WHAT IS REQUIRED
Write out the material below exactly, beginning at the line that contains "Enumerate this screenshot's" and ending with its last line, both ends included; write nothing else.

DATA SUPPLIED

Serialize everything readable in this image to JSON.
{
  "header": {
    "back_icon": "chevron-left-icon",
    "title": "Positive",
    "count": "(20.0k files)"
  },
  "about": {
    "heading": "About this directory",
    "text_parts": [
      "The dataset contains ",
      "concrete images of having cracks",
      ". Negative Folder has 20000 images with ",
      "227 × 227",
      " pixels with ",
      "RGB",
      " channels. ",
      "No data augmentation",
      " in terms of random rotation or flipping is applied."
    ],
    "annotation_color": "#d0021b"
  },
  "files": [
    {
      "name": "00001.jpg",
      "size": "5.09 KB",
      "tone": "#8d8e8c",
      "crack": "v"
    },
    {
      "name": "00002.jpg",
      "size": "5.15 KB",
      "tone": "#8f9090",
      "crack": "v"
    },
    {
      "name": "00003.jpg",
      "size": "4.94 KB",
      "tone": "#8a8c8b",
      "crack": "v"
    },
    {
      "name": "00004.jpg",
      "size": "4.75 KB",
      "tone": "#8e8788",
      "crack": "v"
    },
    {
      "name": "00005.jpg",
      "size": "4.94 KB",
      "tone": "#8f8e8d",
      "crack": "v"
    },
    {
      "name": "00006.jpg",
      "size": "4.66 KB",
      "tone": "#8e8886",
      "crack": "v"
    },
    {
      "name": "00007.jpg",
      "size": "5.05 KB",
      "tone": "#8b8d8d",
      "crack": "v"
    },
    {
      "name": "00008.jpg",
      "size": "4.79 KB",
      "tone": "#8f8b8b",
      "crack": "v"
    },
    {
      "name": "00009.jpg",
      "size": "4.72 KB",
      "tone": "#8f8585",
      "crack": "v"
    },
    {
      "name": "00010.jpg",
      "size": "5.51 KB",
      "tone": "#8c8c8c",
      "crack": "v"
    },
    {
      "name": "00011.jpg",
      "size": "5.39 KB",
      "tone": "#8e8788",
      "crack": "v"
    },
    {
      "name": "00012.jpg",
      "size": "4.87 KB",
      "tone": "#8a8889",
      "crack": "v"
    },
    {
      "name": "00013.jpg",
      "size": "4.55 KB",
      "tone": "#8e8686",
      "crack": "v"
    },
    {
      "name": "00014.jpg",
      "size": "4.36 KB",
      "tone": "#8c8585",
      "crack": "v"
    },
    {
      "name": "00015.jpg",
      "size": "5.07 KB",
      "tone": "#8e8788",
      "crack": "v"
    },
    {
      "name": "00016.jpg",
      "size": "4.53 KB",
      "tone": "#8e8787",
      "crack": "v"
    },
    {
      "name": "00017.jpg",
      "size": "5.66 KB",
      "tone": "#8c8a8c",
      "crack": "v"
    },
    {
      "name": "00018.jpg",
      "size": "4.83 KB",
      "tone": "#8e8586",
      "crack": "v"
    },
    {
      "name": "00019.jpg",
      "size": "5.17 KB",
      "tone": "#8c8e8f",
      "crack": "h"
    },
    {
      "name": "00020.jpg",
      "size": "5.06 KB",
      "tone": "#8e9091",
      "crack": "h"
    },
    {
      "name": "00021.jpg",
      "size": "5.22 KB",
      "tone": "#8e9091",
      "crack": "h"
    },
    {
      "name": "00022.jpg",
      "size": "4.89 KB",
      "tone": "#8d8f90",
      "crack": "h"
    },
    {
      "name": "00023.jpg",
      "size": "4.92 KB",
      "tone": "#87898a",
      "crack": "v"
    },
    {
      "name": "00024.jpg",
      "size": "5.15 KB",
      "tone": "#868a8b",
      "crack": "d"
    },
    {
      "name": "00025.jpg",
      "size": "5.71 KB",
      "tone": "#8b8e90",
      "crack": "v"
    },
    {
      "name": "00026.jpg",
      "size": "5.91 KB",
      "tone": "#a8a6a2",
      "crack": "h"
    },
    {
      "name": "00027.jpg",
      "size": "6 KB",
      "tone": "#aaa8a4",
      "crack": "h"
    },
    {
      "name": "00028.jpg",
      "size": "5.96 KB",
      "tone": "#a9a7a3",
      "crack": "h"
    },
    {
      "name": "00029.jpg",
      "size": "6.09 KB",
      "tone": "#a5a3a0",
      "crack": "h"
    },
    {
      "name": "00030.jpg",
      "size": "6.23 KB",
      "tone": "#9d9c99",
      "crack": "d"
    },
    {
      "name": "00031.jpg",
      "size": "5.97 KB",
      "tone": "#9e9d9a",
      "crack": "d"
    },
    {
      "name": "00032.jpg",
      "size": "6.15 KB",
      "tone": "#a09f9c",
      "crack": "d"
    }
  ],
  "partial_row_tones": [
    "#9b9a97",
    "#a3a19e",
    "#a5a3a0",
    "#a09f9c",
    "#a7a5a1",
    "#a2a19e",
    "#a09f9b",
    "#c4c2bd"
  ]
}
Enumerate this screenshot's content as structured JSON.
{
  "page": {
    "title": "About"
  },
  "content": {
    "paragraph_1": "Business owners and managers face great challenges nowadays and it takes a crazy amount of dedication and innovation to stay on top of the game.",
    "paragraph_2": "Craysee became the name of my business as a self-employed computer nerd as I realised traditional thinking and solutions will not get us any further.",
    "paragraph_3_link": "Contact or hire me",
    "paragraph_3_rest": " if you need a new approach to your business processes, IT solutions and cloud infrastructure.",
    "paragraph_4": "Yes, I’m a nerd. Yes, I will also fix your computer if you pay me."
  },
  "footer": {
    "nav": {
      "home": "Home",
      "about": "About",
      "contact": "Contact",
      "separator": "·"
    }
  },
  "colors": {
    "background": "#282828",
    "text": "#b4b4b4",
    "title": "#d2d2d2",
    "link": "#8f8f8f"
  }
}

TASK RESULT
Enumerate this screenshot's content as structured JSON.
{
  "page": {
    "title": "About"
  },
  "content": {
    "paragraph_1": "Business owners and managers face great challenges nowadays and it takes a crazy amount of dedication and innovation to stay on top of the game.",
    "paragraph_2": "Craysee became the name of my business as a self-employed computer nerd as I realised traditional thinking and solutions will not get us any further.",
    "paragraph_3_link": "Contact or hire me",
    "paragraph_3_rest": " if you need a new approach to your business processes, IT solutions and cloud infrastructure.",
    "paragraph_4": "Yes, I’m a nerd. Yes, I will also fix your computer if you pay me."
  },
  "footer": {
    "nav": {
      "home": "Home",
      "about": "About",
      "contact": "Contact",
      "separator": "·"
    }
  },
  "colors": {
    "background": "#282828",
    "text": "#b4b4b4",
    "title": "#d2d2d2",
    "link": "#8f8f8f"
  }
}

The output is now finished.